THE PROBLEM: Reprint the lines below as they are, minus the pictures.
--- TASK INPUTS Enclosed Below ---
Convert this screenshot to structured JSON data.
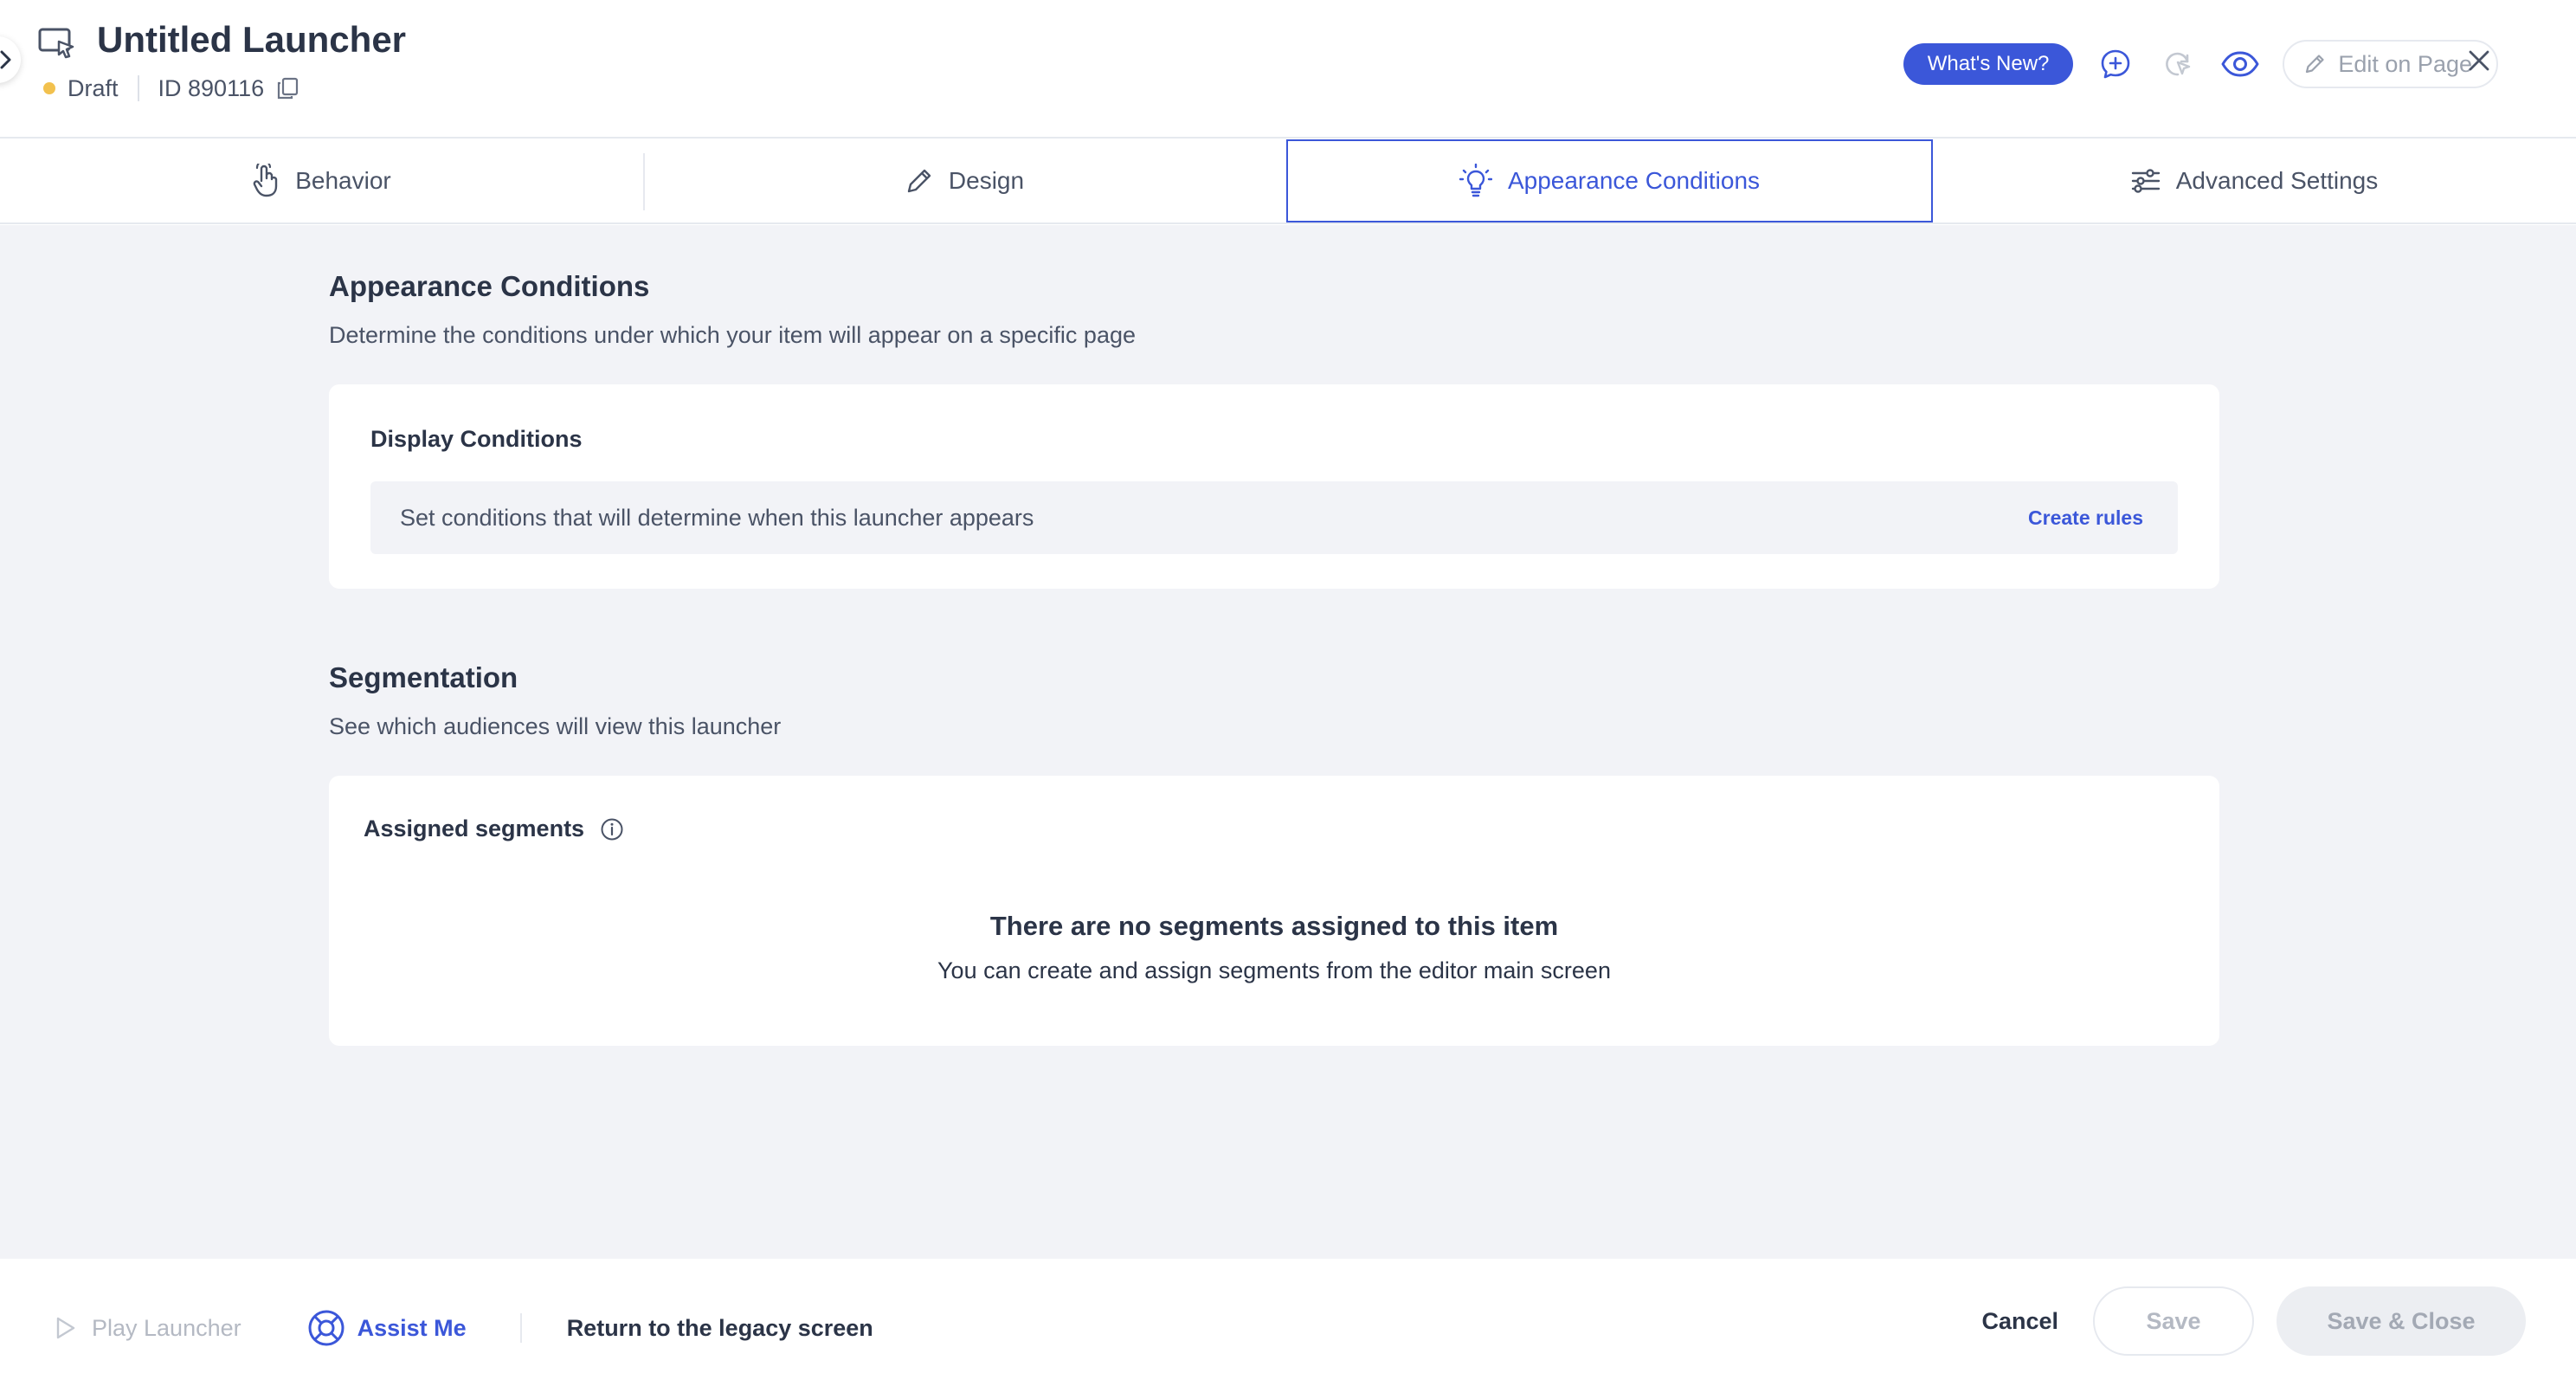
{
  "header": {
    "title": "Untitled Launcher",
    "status": "Draft",
    "id_label": "ID 890116",
    "whats_new": "What's New?",
    "edit_on_page": "Edit on Page"
  },
  "tabs": [
    {
      "label": "Behavior",
      "icon": "hand-pointer-icon",
      "active": false
    },
    {
      "label": "Design",
      "icon": "pencil-icon",
      "active": false
    },
    {
      "label": "Appearance Conditions",
      "icon": "lightbulb-icon",
      "active": true
    },
    {
      "label": "Advanced Settings",
      "icon": "sliders-icon",
      "active": false
    }
  ],
  "appearance": {
    "title": "Appearance Conditions",
    "subtitle": "Determine the conditions under which your item will appear on a specific page",
    "display_conditions": {
      "title": "Display Conditions",
      "text": "Set conditions that will determine when this launcher appears",
      "action": "Create rules"
    }
  },
  "segmentation": {
    "title": "Segmentation",
    "subtitle": "See which audiences will view this launcher",
    "assigned_title": "Assigned segments",
    "empty_title": "There are no segments assigned to this item",
    "empty_sub": "You can create and assign segments from the editor main screen"
  },
  "footer": {
    "play_launcher": "Play Launcher",
    "assist_me": "Assist Me",
    "legacy": "Return to the legacy screen",
    "cancel": "Cancel",
    "save": "Save",
    "save_close": "Save & Close"
  },
  "colors": {
    "accent": "#3b57d9",
    "draft_dot": "#f2c14e",
    "background": "#f2f3f7"
  }
}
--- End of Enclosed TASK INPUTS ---
ANSWER SPACE:
Convert this screenshot to structured JSON data.
{
  "header": {
    "title": "Untitled Launcher",
    "status": "Draft",
    "id_label": "ID 890116",
    "whats_new": "What's New?",
    "edit_on_page": "Edit on Page"
  },
  "tabs": [
    {
      "label": "Behavior",
      "icon": "hand-pointer-icon",
      "active": false
    },
    {
      "label": "Design",
      "icon": "pencil-icon",
      "active": false
    },
    {
      "label": "Appearance Conditions",
      "icon": "lightbulb-icon",
      "active": true
    },
    {
      "label": "Advanced Settings",
      "icon": "sliders-icon",
      "active": false
    }
  ],
  "appearance": {
    "title": "Appearance Conditions",
    "subtitle": "Determine the conditions under which your item will appear on a specific page",
    "display_conditions": {
      "title": "Display Conditions",
      "text": "Set conditions that will determine when this launcher appears",
      "action": "Create rules"
    }
  },
  "segmentation": {
    "title": "Segmentation",
    "subtitle": "See which audiences will view this launcher",
    "assigned_title": "Assigned segments",
    "empty_title": "There are no segments assigned to this item",
    "empty_sub": "You can create and assign segments from the editor main screen"
  },
  "footer": {
    "play_launcher": "Play Launcher",
    "assist_me": "Assist Me",
    "legacy": "Return to the legacy screen",
    "cancel": "Cancel",
    "save": "Save",
    "save_close": "Save & Close"
  },
  "colors": {
    "accent": "#3b57d9",
    "draft_dot": "#f2c14e",
    "background": "#f2f3f7"
  }
}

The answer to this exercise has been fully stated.